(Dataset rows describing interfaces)

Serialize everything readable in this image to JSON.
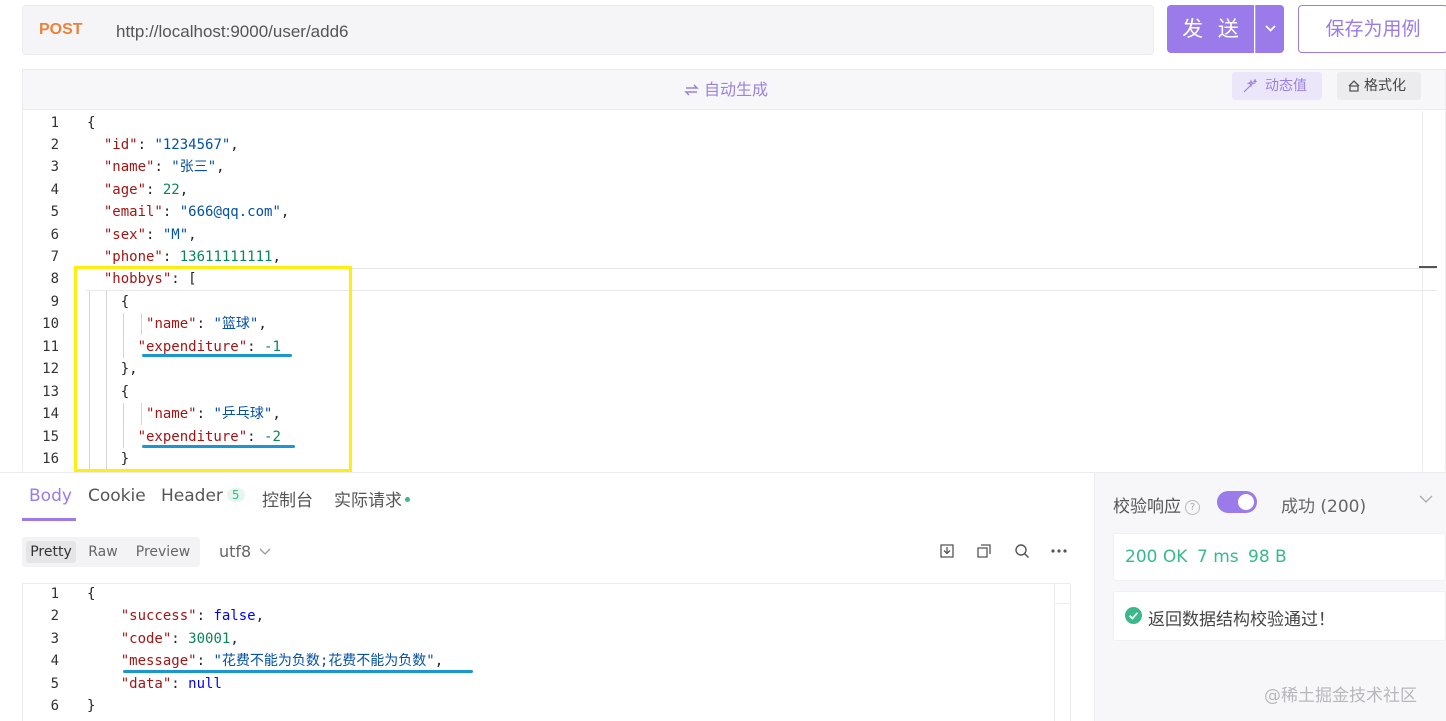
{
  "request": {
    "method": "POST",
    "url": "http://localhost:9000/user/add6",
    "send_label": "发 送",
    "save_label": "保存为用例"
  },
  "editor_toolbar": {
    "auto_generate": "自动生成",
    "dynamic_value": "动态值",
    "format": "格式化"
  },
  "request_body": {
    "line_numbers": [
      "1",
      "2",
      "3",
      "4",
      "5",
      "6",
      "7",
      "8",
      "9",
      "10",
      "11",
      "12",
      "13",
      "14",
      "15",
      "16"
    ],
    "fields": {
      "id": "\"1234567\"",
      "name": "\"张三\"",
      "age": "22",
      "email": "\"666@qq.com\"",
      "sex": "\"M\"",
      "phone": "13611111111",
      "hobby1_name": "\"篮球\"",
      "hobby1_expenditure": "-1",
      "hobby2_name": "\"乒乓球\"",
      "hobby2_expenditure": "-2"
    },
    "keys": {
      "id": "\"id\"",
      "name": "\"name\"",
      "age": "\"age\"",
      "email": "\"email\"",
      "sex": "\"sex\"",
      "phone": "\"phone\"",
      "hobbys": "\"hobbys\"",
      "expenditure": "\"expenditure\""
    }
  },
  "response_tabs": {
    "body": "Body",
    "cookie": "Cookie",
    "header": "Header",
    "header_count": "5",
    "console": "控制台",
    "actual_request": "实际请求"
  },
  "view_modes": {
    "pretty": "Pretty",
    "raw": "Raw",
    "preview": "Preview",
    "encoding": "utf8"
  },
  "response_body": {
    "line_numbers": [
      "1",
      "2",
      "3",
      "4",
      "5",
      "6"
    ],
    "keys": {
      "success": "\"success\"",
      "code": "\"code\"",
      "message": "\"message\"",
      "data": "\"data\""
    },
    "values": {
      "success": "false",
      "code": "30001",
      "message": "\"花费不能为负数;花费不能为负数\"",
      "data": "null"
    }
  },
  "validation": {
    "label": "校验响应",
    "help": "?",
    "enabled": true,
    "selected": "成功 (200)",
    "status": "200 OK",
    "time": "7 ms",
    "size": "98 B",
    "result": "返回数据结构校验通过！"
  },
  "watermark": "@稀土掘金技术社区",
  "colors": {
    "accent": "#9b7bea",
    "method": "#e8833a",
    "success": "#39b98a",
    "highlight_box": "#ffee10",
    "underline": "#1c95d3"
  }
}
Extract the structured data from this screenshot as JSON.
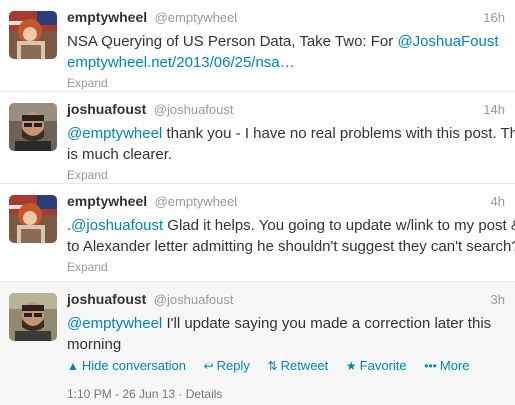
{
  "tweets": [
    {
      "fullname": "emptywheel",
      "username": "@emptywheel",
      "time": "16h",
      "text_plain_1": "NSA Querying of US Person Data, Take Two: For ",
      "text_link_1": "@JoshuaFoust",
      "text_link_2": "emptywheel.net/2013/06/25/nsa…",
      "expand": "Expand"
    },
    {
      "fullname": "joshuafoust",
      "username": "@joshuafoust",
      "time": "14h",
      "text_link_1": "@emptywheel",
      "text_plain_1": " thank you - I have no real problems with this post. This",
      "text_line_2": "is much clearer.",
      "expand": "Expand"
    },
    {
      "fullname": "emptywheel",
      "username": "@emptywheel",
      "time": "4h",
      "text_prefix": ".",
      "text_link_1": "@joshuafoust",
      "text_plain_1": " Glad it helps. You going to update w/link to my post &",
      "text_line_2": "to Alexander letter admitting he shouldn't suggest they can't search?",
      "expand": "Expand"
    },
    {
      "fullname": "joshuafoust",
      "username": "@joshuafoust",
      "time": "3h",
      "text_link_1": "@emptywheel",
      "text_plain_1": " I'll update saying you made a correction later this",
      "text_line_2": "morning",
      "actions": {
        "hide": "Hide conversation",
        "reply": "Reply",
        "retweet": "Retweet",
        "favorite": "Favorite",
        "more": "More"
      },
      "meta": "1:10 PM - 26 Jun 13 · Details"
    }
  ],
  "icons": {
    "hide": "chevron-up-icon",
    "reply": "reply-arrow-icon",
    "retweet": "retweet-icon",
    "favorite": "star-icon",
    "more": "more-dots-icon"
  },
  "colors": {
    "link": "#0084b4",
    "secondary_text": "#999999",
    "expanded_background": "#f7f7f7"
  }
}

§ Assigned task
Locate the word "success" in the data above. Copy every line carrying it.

§ Result for this task
      "success": "\"success\"",
      "success": "false",
    "success": "#39b98a",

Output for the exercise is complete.